| Task goal |
Print the whole listing again exactly, keeping no pictures in it.

| Entries shown |
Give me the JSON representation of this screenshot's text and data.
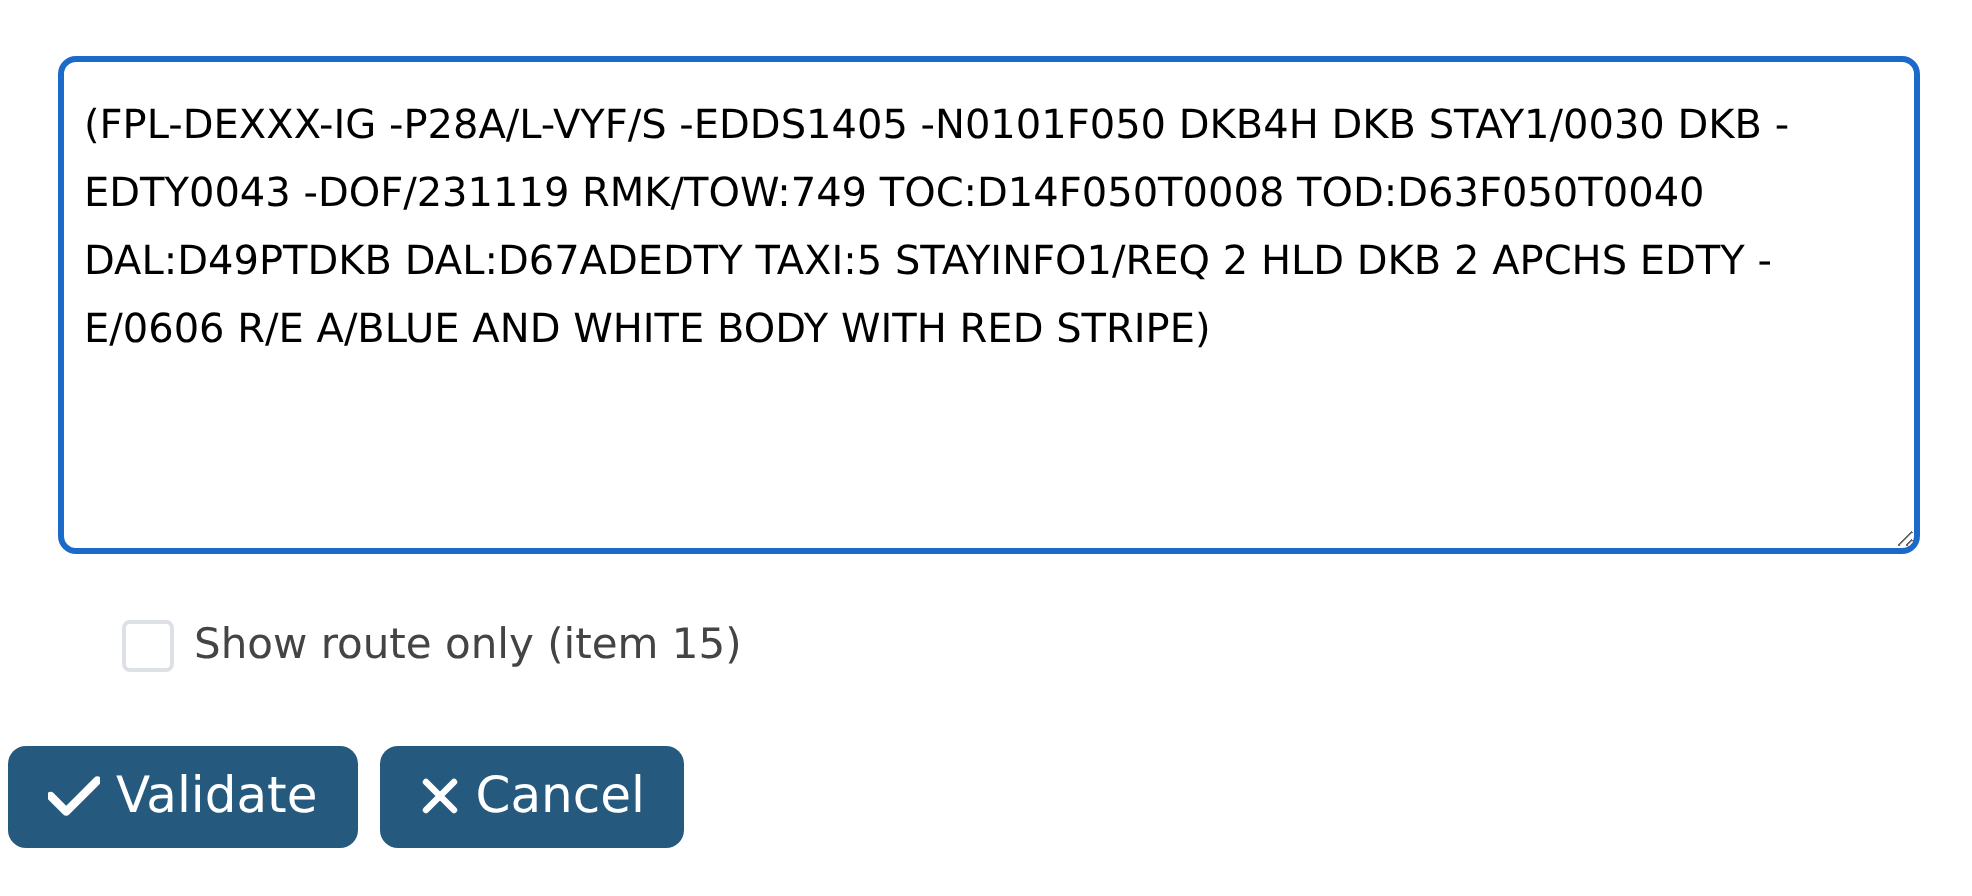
{
  "flight_plan": {
    "value": "(FPL-DEXXX-IG -P28A/L-VYF/S -EDDS1405 -N0101F050 DKB4H DKB STAY1/0030 DKB -EDTY0043 -DOF/231119 RMK/TOW:749 TOC:D14F050T0008 TOD:D63F050T0040 DAL:D49PTDKB DAL:D67ADEDTY TAXI:5 STAYINFO1/REQ 2 HLD DKB 2 APCHS EDTY -E/0606 R/E A/BLUE AND WHITE BODY WITH RED STRIPE)"
  },
  "route_only": {
    "label": "Show route only (item 15)",
    "checked": false
  },
  "buttons": [
    {
      "kind": "validate",
      "label": "Validate"
    },
    {
      "kind": "cancel",
      "label": "Cancel"
    }
  ]
}
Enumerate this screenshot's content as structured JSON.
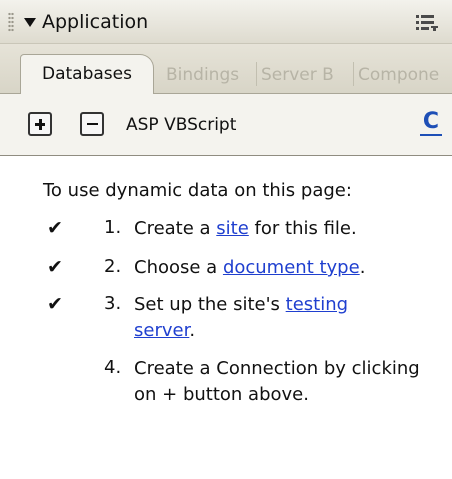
{
  "panel": {
    "title": "Application",
    "collapse_icon": "triangle-down-icon",
    "options_icon": "panel-options-icon"
  },
  "tabs": [
    {
      "label": "Databases",
      "active": true
    },
    {
      "label": "Bindings",
      "active": false
    },
    {
      "label": "Server B",
      "active": false
    },
    {
      "label": "Compone",
      "active": false
    }
  ],
  "toolbar": {
    "add_icon": "plus-icon",
    "remove_icon": "minus-icon",
    "server_model": "ASP VBScript",
    "refresh_icon": "refresh-icon"
  },
  "instructions": {
    "intro": "To use dynamic data on this page:",
    "steps": [
      {
        "number": "1.",
        "checked": true,
        "before": "Create a ",
        "link": "site",
        "after": " for this file."
      },
      {
        "number": "2.",
        "checked": true,
        "before": "Choose a ",
        "link": "document type",
        "after": "."
      },
      {
        "number": "3.",
        "checked": true,
        "before": "Set up the site's ",
        "link": "testing server",
        "after": "."
      },
      {
        "number": "4.",
        "checked": false,
        "text": "Create a Connection by clicking on + button above."
      }
    ],
    "check_glyph": "✔"
  },
  "colors": {
    "link": "#1f3fcf",
    "titlebar": "#e8e6dc",
    "refresh": "#1e4fb6"
  }
}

| Response for this exercise |
Give me the JSON representation of this screenshot's text and data.
{
  "flight_plan": {
    "value": "(FPL-DEXXX-IG -P28A/L-VYF/S -EDDS1405 -N0101F050 DKB4H DKB STAY1/0030 DKB -EDTY0043 -DOF/231119 RMK/TOW:749 TOC:D14F050T0008 TOD:D63F050T0040 DAL:D49PTDKB DAL:D67ADEDTY TAXI:5 STAYINFO1/REQ 2 HLD DKB 2 APCHS EDTY -E/0606 R/E A/BLUE AND WHITE BODY WITH RED STRIPE)"
  },
  "route_only": {
    "label": "Show route only (item 15)",
    "checked": false
  },
  "buttons": [
    {
      "kind": "validate",
      "label": "Validate"
    },
    {
      "kind": "cancel",
      "label": "Cancel"
    }
  ]
}
Enumerate this screenshot's content as structured JSON.
{
  "panel": {
    "title": "Application",
    "collapse_icon": "triangle-down-icon",
    "options_icon": "panel-options-icon"
  },
  "tabs": [
    {
      "label": "Databases",
      "active": true
    },
    {
      "label": "Bindings",
      "active": false
    },
    {
      "label": "Server B",
      "active": false
    },
    {
      "label": "Compone",
      "active": false
    }
  ],
  "toolbar": {
    "add_icon": "plus-icon",
    "remove_icon": "minus-icon",
    "server_model": "ASP VBScript",
    "refresh_icon": "refresh-icon"
  },
  "instructions": {
    "intro": "To use dynamic data on this page:",
    "steps": [
      {
        "number": "1.",
        "checked": true,
        "before": "Create a ",
        "link": "site",
        "after": " for this file."
      },
      {
        "number": "2.",
        "checked": true,
        "before": "Choose a ",
        "link": "document type",
        "after": "."
      },
      {
        "number": "3.",
        "checked": true,
        "before": "Set up the site's ",
        "link": "testing server",
        "after": "."
      },
      {
        "number": "4.",
        "checked": false,
        "text": "Create a Connection by clicking on + button above."
      }
    ],
    "check_glyph": "✔"
  },
  "colors": {
    "link": "#1f3fcf",
    "titlebar": "#e8e6dc",
    "refresh": "#1e4fb6"
  }
}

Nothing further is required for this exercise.